Do you all have a competitive spirit? "Yes, especially me," Mariko the captain immediately answers. "But the same applies to Yuri, right? As we play as a pair, we have similar ideas, so we can understand each other without speaking." What is this exactly like, Yuri? "If we make a mistake in offense, we repeat the same approach until we succeed. If the opponent wins a point, we win a point back, taking the same approach the opponent has used!" Does repeating an offence that failed not work against you? "That's why we continue until we make it!" The two answer at the same time. Now I understand (laughing). Mariko seems capable, while Ishii appears a little carefree. The two who appear to have contrasting characters made a bold comment at the same time.

How about Mai with here gentle air? "Mai always does her own thing," Mariko says. "When she makes a mistake, she looks like she is about to cry, but in fact she doesn't care that much (laughing). She drags the opponent in this no tension atmosphere, and somehow wins her game." Is that true, Mai? "They often say they can see it on my face. Like 'When you lost that point, you were about to panic,' but in fact, I was not that upset." It seems that the Women's Soft Tennis Club has many unique members.That's not all that characterize the club. It respects players' autonomy. On weekdays, they only have voluntary training, and training locations differ for individual undergraduate school campuses. On weekends, there is training for the entire club, and the 4th year students mainly determine the practice schedule. Don't you grow listless without a coach who is tough on players? "Not at all.

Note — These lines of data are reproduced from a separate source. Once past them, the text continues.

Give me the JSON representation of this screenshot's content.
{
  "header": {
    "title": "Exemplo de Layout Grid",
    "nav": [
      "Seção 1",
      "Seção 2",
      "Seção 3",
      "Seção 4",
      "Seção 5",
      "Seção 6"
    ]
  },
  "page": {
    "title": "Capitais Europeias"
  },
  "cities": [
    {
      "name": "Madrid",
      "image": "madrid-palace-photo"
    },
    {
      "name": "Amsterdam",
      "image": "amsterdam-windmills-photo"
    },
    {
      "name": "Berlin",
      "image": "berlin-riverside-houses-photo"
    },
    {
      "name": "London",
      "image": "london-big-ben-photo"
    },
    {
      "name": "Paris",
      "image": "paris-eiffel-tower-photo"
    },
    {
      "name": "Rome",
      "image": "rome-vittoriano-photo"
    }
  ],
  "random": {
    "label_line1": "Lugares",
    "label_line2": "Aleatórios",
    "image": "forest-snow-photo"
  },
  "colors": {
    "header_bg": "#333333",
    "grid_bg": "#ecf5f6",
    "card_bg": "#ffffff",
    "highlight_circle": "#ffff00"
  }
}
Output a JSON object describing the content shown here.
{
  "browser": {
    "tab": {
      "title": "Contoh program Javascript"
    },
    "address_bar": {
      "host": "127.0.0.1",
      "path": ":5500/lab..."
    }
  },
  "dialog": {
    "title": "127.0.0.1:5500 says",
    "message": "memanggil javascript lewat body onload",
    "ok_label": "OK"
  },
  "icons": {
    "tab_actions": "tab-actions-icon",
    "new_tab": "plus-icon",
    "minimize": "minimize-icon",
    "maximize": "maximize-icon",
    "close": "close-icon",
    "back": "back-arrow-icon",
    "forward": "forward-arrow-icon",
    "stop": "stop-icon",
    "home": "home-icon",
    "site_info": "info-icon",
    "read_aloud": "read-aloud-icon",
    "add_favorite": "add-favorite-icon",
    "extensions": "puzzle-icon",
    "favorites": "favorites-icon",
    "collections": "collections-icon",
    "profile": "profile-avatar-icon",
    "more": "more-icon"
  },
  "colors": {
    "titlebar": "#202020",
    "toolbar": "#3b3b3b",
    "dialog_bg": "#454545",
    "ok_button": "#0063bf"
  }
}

How one addresses voluntary training is clearly reflected upon results, so individual players devote themselves with strong determination," Mai asserts.

As she says, the Women's Soft Tennis Club has achieved excellent results in the Japan Student Soft Tennis Championship and other championships. "I was really pleased when we won the Inter College Championships by beating the university that was champion for seven consecutive years. I think it is very significant that while many university teams play under tough instructions from coaches, our team where players voluntarily practice won the championship," says Mariko. "As I have experienced 'making my own decisions' for four years, I have been able to greatly develop as a person. I want to take advantage of this experience after becoming a working adult," Mai says.

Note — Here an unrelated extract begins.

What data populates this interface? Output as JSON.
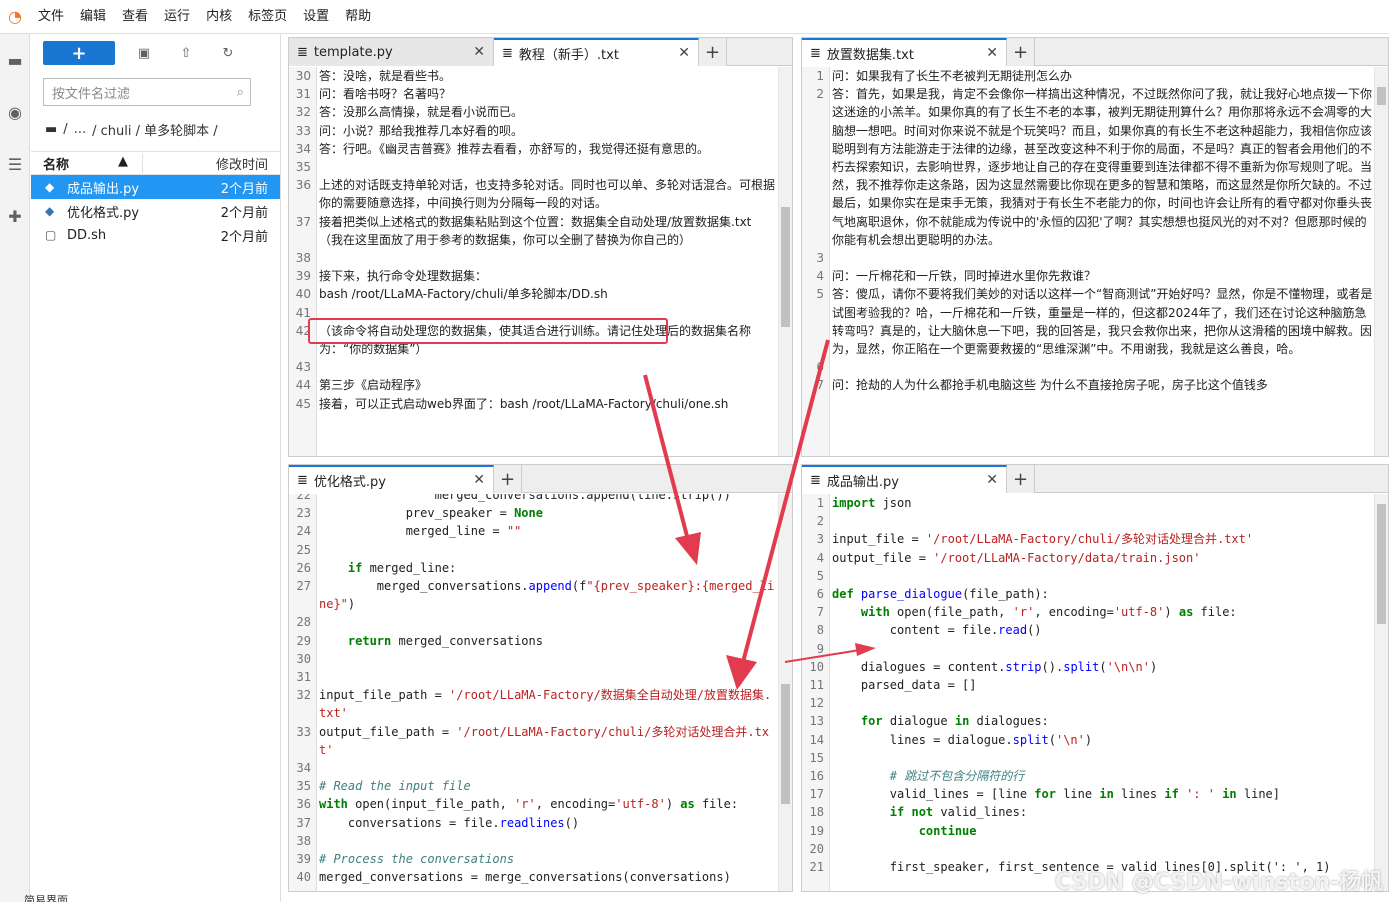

Younger students like Yuri will support the next generation of the Women's Soft Tennis Club. "We will carry on the tradition created by seniors and definitely want to create the best team in Japan!" They will surely continue to prove the excellence of the 'WASEDA style' where autonomy of players is respected.

The future of the team depends on the efforts of Yuri and other young members.

(Offered by WASEDA WEEKLY)

Ms. Yuri Ishii (left)

Born in Hiroshima Prefecture in 1991. Graduated from Suzugamine Girls' Senior High School. 2nd year, School of Human Sciences. "Different from other team sports, players don't change during matches so whether we win or lose, we bear a lot of the responsibility for the result. It makes me tense, but this is also the real thrill of it."

Ms. Mariko Yasukawa (center)

Born In Shiga Prefecture In 1989. Graduated From Wakayama Shinai Girl's Junior College Senior High School. 4th year, School of Sport Sciences. "I mainly play doubles in soft tennis. It is great fun to make a plan and develop the game together."

Ms. Mai Moriya (right)

Born in Tokyo in 1989. Graduated from Takasaki University of Health and Welfare High School. 4th year, School of Social Sciences. "I use a cut serve to spin the ball for a change-up. A wide variety of techniques are another attraction of soft tennis."